_YOUR INSTRUCTIONS:_ Copy only the lines from the one with "Enumerate this screenshot's" through the end of the records, exactly as they stand. No pictures belong in the copy.

_Element data from apps and pages:_

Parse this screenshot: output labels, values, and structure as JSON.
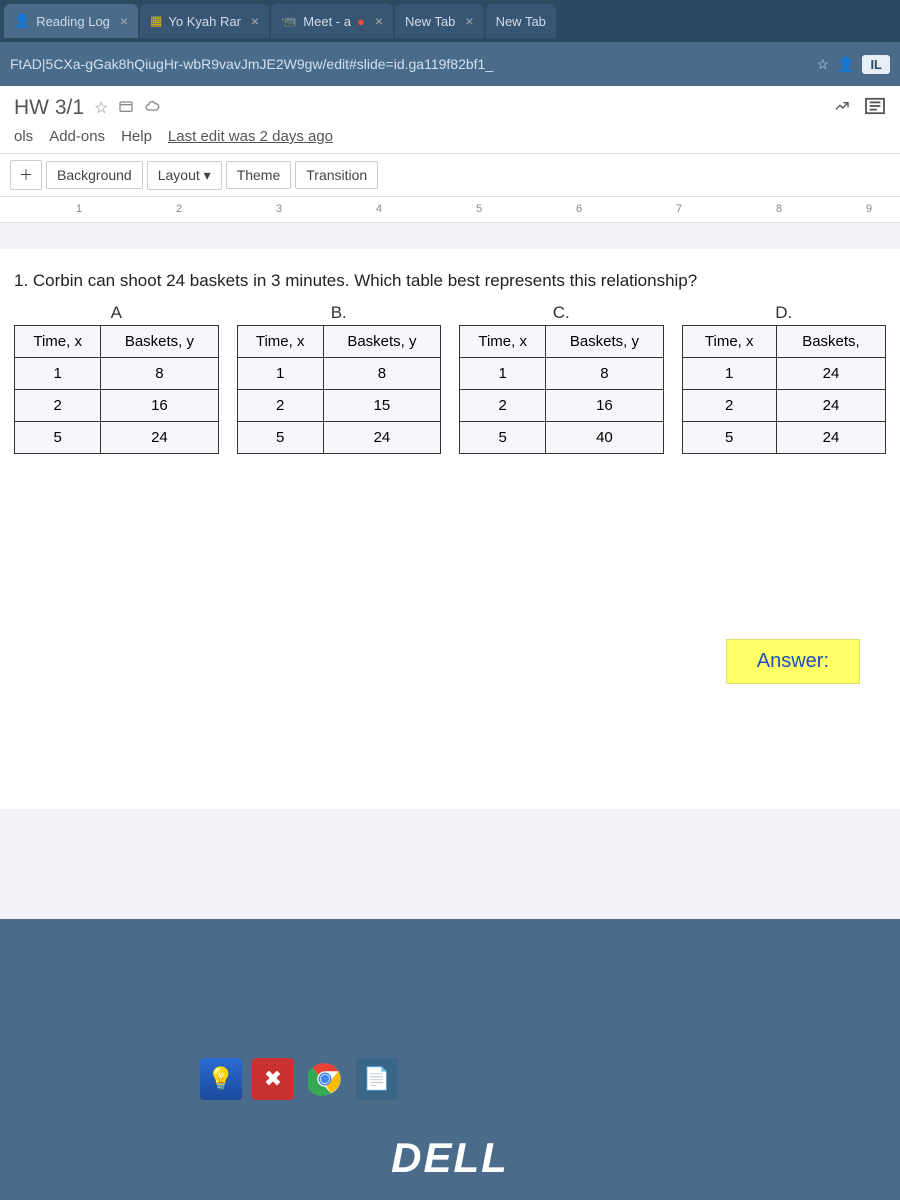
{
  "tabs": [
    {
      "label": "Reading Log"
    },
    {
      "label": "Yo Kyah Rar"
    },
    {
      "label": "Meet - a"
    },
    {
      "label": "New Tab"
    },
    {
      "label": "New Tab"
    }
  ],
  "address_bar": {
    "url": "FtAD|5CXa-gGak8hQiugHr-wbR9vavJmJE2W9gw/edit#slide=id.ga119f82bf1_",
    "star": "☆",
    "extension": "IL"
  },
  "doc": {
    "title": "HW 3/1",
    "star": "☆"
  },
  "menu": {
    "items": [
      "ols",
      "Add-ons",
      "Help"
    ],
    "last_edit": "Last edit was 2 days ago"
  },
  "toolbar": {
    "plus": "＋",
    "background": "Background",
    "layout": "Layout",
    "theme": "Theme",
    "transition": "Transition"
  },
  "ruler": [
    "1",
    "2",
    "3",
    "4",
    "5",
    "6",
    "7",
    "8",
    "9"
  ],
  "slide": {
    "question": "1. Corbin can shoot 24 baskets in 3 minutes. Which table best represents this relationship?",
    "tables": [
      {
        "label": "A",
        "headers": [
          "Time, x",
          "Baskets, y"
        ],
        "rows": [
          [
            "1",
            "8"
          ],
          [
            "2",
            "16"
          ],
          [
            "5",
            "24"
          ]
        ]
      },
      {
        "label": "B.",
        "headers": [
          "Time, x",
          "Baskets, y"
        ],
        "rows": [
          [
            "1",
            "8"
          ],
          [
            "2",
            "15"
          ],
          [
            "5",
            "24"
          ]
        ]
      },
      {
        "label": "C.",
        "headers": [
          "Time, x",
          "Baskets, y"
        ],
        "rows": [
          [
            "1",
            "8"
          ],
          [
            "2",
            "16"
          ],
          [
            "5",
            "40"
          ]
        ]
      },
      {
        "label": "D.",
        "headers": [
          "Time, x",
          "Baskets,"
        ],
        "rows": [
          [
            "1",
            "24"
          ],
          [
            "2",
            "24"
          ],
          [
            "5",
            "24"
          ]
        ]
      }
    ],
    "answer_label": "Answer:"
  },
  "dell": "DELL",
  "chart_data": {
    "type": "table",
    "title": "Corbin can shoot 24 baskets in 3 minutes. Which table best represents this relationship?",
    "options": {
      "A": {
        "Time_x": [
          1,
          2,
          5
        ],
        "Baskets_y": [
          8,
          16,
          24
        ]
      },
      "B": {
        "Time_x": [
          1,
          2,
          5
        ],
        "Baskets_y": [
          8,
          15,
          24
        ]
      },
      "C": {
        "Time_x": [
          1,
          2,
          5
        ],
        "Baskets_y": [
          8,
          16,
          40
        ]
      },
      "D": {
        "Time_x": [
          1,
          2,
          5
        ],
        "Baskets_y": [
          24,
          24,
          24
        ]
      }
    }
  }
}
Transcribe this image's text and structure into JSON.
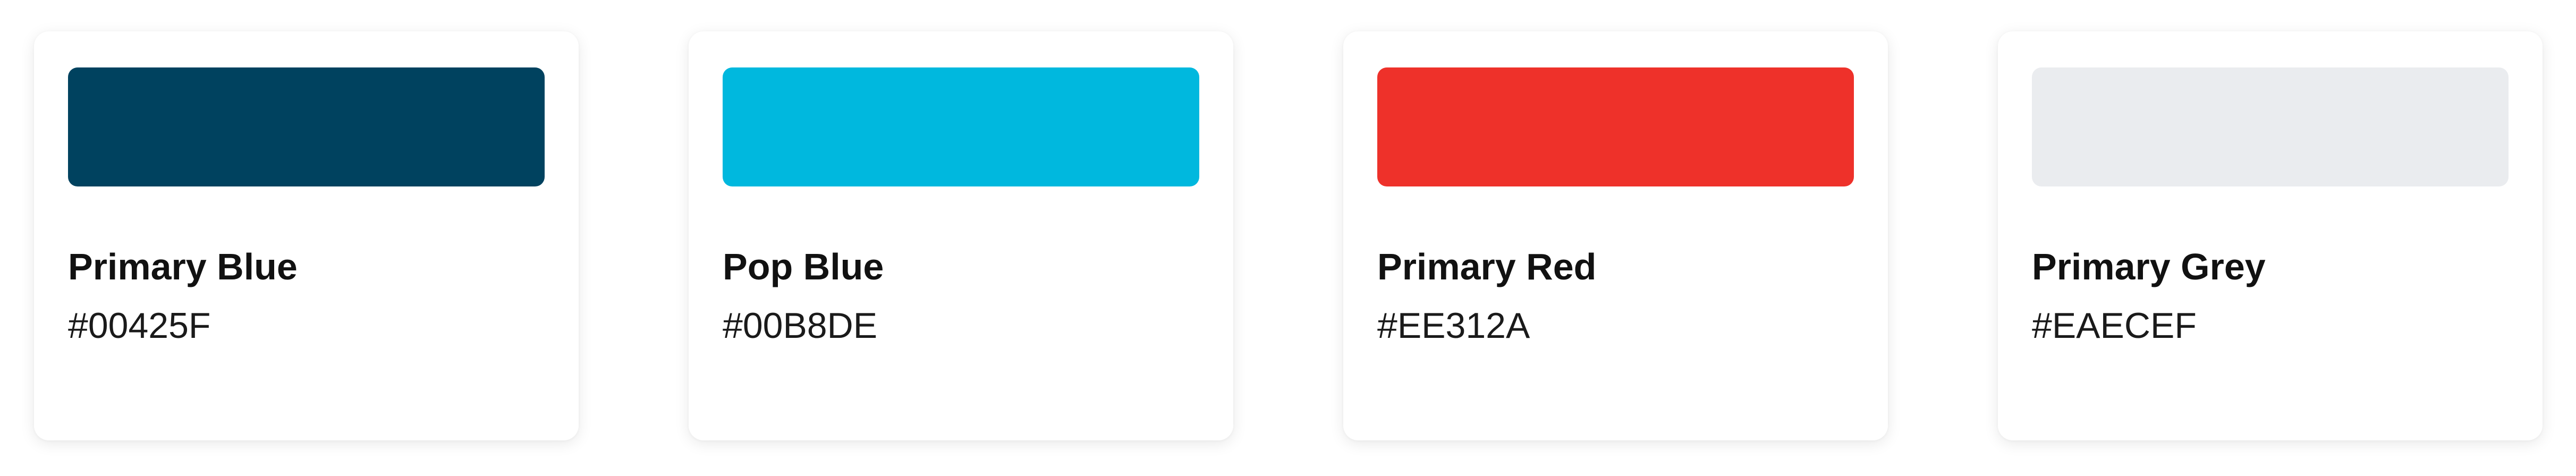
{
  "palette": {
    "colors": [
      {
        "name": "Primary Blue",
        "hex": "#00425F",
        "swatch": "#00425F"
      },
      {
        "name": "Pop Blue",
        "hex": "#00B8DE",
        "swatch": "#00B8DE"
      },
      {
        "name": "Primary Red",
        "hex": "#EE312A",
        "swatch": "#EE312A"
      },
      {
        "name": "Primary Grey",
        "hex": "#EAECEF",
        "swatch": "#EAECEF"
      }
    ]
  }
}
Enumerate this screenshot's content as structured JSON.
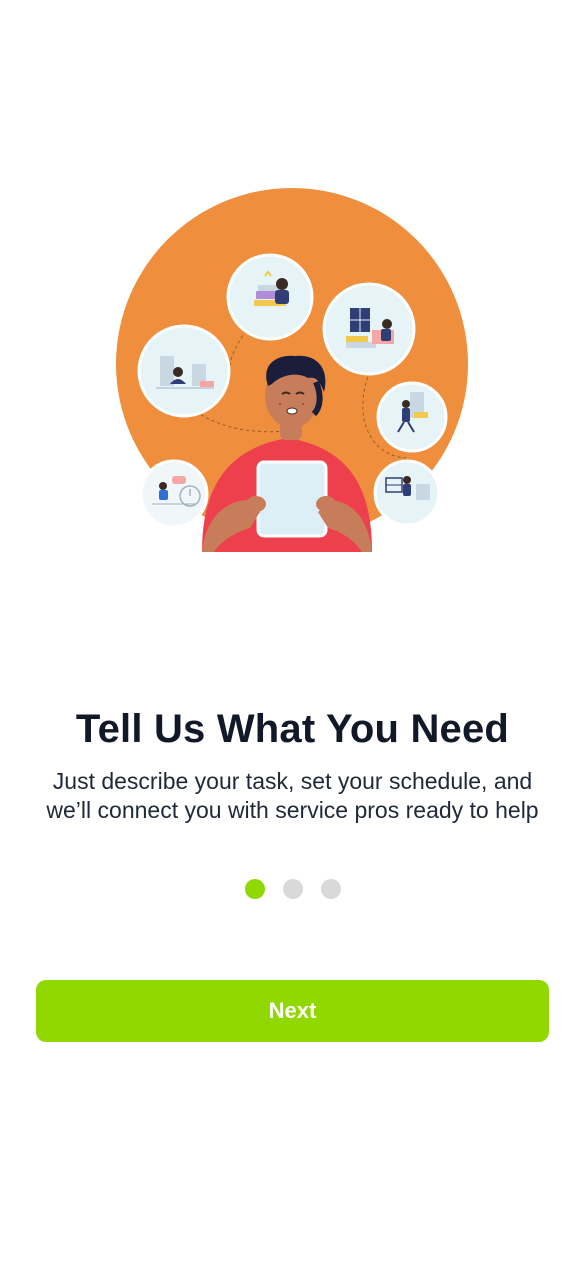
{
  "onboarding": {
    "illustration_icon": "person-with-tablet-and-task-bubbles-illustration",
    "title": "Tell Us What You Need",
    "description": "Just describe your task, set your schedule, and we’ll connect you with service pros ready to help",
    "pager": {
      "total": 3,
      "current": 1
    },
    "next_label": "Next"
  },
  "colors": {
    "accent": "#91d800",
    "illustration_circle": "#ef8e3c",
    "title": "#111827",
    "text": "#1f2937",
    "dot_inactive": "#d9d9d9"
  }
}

_SOLUTION:_
Enumerate this screenshot's content as structured JSON.
{
  "onboarding": {
    "illustration_icon": "person-with-tablet-and-task-bubbles-illustration",
    "title": "Tell Us What You Need",
    "description": "Just describe your task, set your schedule, and we’ll connect you with service pros ready to help",
    "pager": {
      "total": 3,
      "current": 1
    },
    "next_label": "Next"
  },
  "colors": {
    "accent": "#91d800",
    "illustration_circle": "#ef8e3c",
    "title": "#111827",
    "text": "#1f2937",
    "dot_inactive": "#d9d9d9"
  }
}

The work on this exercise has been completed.